Clinical Insights: Treating Painful Periods (Dysmennorhea) with Acupuncture Part 2 - New York City
In part 1 I have mentioned the circulatory pattern from the bladder through the uterus and sacrum. Treating the acupuncture point regions UB 28-34 are often used, but there are other ways to treat this area with according to the Yellow Emperor's Canon.
Ling Shu Chapter 7 discusses twenty-six different needling techniques that are tissue specific, location specific, and situation specific. A tissue specific needling technique refers to the 5 tissue types: skin, vessel, tendon, subcutaneous tissue, and bone. Location refers to the place obstruction is occurring whether it is deep, mid-level, or superficial. Then there are certain situation techniques for example when a person is having chest pain or pain that travels.
When we look at the sacrum we see a structure that covers the muscles of the low back and the sacrum. This is the thoracolumbar fascia, or thoracolumbar aponeurosis. This tells us the type of technique we need to use, a sinew technique.
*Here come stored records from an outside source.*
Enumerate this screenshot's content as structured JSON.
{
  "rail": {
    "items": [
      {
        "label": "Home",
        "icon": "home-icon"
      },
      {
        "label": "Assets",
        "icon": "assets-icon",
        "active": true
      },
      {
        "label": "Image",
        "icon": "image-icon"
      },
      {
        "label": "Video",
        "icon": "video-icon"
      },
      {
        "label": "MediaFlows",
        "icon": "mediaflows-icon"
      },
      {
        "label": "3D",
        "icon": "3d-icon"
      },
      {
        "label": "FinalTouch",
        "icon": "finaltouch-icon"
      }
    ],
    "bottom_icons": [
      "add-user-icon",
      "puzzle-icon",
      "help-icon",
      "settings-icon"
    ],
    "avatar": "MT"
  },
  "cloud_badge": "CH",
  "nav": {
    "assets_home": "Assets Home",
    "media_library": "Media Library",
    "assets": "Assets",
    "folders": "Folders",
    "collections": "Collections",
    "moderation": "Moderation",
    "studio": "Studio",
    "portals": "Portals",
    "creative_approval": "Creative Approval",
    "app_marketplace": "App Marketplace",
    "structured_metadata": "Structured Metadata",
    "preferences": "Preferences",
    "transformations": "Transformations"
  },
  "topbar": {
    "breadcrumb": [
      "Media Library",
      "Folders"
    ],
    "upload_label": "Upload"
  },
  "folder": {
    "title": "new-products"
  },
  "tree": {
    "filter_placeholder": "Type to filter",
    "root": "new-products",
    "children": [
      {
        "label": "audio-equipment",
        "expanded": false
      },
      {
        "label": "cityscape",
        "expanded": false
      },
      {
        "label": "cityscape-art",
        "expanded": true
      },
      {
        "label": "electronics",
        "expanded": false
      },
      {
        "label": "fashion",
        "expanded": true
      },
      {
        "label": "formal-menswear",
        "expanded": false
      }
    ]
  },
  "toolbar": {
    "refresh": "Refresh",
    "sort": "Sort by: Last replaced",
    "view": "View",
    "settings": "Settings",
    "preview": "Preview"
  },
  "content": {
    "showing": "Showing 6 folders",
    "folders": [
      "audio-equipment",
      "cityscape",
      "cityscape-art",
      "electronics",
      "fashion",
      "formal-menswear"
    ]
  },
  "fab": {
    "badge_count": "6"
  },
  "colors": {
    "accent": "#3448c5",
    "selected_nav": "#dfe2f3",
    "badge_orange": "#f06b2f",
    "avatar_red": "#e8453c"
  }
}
In the Nei Jing there are 3 specific sinew techniques depending on location. One occurs in the belly of a muscle, the other at insertions at the end of bones or joints, and the last is the fire needle technique for pain that is worse upon cold exposure. The fascia overlying the sacrum is considered more of an insertion technique, so we would use Barrier Pass Technique (Guan Ci).
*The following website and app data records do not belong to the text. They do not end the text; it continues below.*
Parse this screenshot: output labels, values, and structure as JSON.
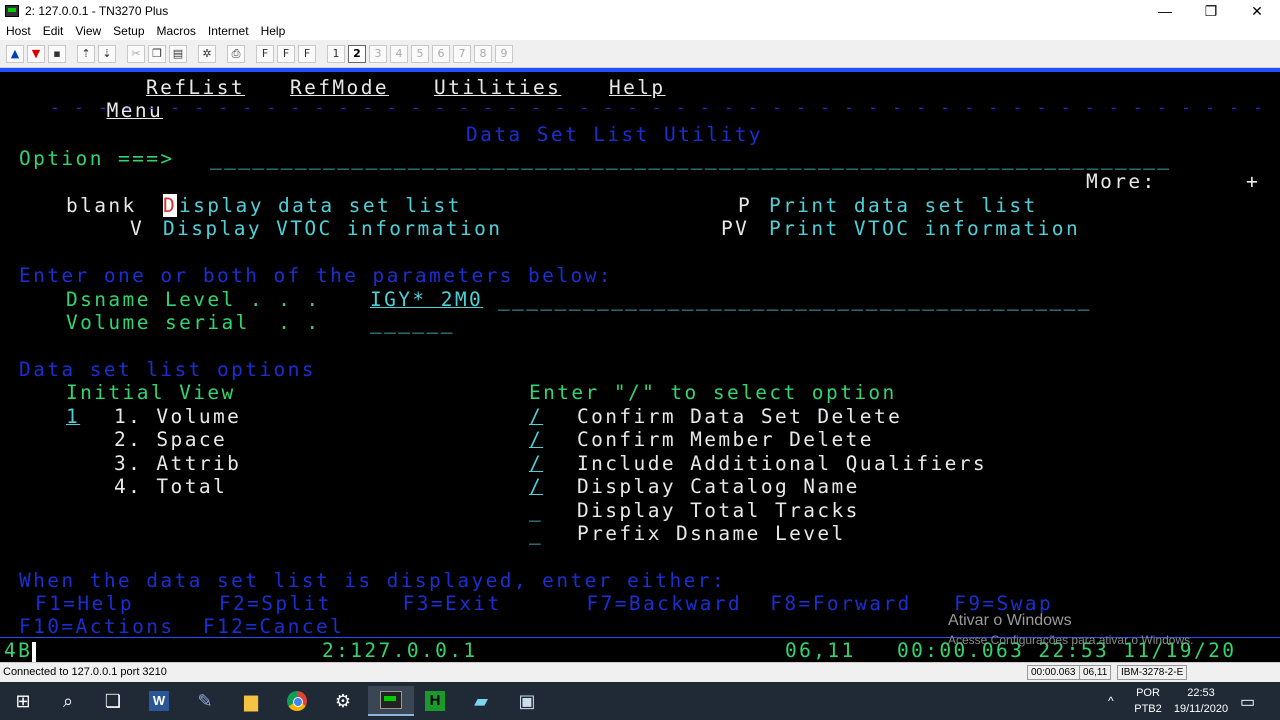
{
  "window": {
    "title": "2: 127.0.0.1 - TN3270 Plus",
    "minimize": "—",
    "restore": "❐",
    "close": "✕"
  },
  "menu": [
    "Host",
    "Edit",
    "View",
    "Setup",
    "Macros",
    "Internet",
    "Help"
  ],
  "toolbar": {
    "font_buttons": [
      "F",
      "F",
      "F"
    ],
    "sessions": [
      "1",
      "2",
      "3",
      "4",
      "5",
      "6",
      "7",
      "8",
      "9"
    ],
    "active_session": "2"
  },
  "screen": {
    "action_bar": [
      "Menu",
      "RefList",
      "RefMode",
      "Utilities",
      "Help"
    ],
    "separator": "- - - - - - - - - - - - - - - - - - - - - - - - - - - - - - - - - - - - - - - - - - - - - - - - - - - - - - - - - - - - - - - - - - - - - - - - - - - - - - - - - - - -",
    "panel_title": "Data Set List Utility",
    "option_label": "Option ===>",
    "option_field": "____________________________________________________________________",
    "more_label": "More:",
    "more_indicator": "+",
    "opt_blank_code": "blank",
    "opt_blank_cursor_char": "D",
    "opt_blank_desc": "isplay data set list",
    "opt_p_code": "P",
    "opt_p_desc": "Print data set list",
    "opt_v_code": "V",
    "opt_v_desc": "Display VTOC information",
    "opt_pv_code": "PV",
    "opt_pv_desc": "Print VTOC information",
    "params_heading": "Enter one or both of the parameters below:",
    "dsname_label": "Dsname Level . . .",
    "dsname_value": "IGY* 2M0",
    "dsname_fill": "__________________________________________",
    "volume_label": "Volume serial  . .",
    "volume_value": "______",
    "list_options_heading": "Data set list options",
    "initial_view_label": "Initial View",
    "initial_view_value": "1",
    "views": [
      "1. Volume",
      "2. Space",
      "3. Attrib",
      "4. Total"
    ],
    "select_heading": "Enter \"/\" to select option",
    "options": [
      {
        "mark": "/",
        "label": "Confirm Data Set Delete"
      },
      {
        "mark": "/",
        "label": "Confirm Member Delete"
      },
      {
        "mark": "/",
        "label": "Include Additional Qualifiers"
      },
      {
        "mark": "/",
        "label": "Display Catalog Name"
      },
      {
        "mark": "_",
        "label": "Display Total Tracks"
      },
      {
        "mark": "_",
        "label": "Prefix Dsname Level"
      }
    ],
    "when_text": "When the data set list is displayed, enter either:",
    "pf_line1": "F1=Help      F2=Split     F3=Exit      F7=Backward  F8=Forward   F9=Swap",
    "pf_line2": "F10=Actions  F12=Cancel"
  },
  "oia": {
    "status": "4B",
    "host": "2:127.0.0.1",
    "cursor": "06,11",
    "time_info": "00:00.063 22:53 11/19/20"
  },
  "watermark": {
    "line1": "Ativar o Windows",
    "line2": "Acesse Configurações para ativar o Windows."
  },
  "statusbar": {
    "connection": "Connected to 127.0.0.1 port 3210",
    "elapsed": "00:00.063",
    "cursor": "06,11",
    "model": "IBM-3278-2-E"
  },
  "taskbar": {
    "language": "POR",
    "layout": "PTB2",
    "time": "22:53",
    "date": "19/11/2020"
  }
}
"The third method is called Guan Ci (Barrier Pass) technique. It means to needle at the end of sinews near the joints (where it attaches to bone). It treats obstructions of the sinew and corresponds to the liver (Ling Shu Chapter 7)."
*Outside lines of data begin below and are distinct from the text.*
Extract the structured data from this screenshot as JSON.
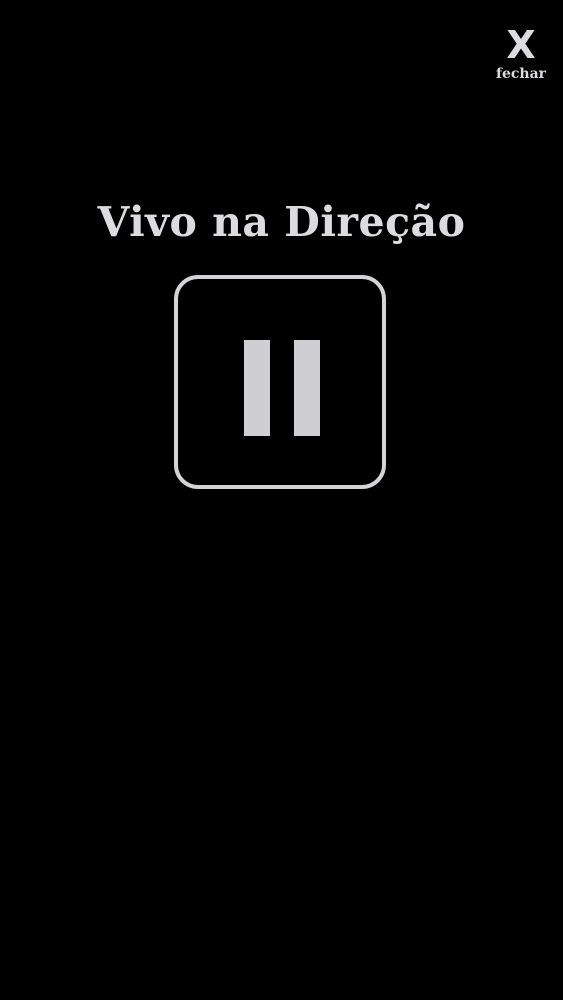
{
  "close": {
    "icon": "close-x-icon",
    "glyph": "X",
    "label": "fechar"
  },
  "title": "Vivo na Direção",
  "player": {
    "state": "playing",
    "control_icon": "pause-icon"
  },
  "colors": {
    "background": "#000000",
    "foreground": "#dcdcdf"
  }
}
Huang Di Nei Jing is written in such a way, that if you piece together different parts of the book, you can gain insight into how the people of this time viewed the body and how this medicine may have been practiced in ancient times, which I believe is much more sophisticated and much more beautiful then how we practice acupuncture now (point and action based).
The ancients viewed the body as an entire ecological system resonating with the outside world, the heart resonated with the sun it sits at the center of our body and universe providing the proper timing and seasons of our world, the channels were like a series of rivers circulating and nourishing life, these rivers would pass along bamboo forest which are represented in our body as the sinew (muscular) system. The sinew system relates with the liver. Our subcutaneous tissue (fat) resonates with the soil in nature, it corresponds with the pancreas/spleen and provides nutrients to the body, lastly our bones were like mountains resonating with the kidney, storing our resources and regulating river volume.
If these rivers flowed, the body thrived, Treatment was to restore the natural ecology by removing impairments in river flow. Knowing the exact location of impairment and the corresponding technique is a vital key to practicing this medicine which we will continue exploring in the final part of this series.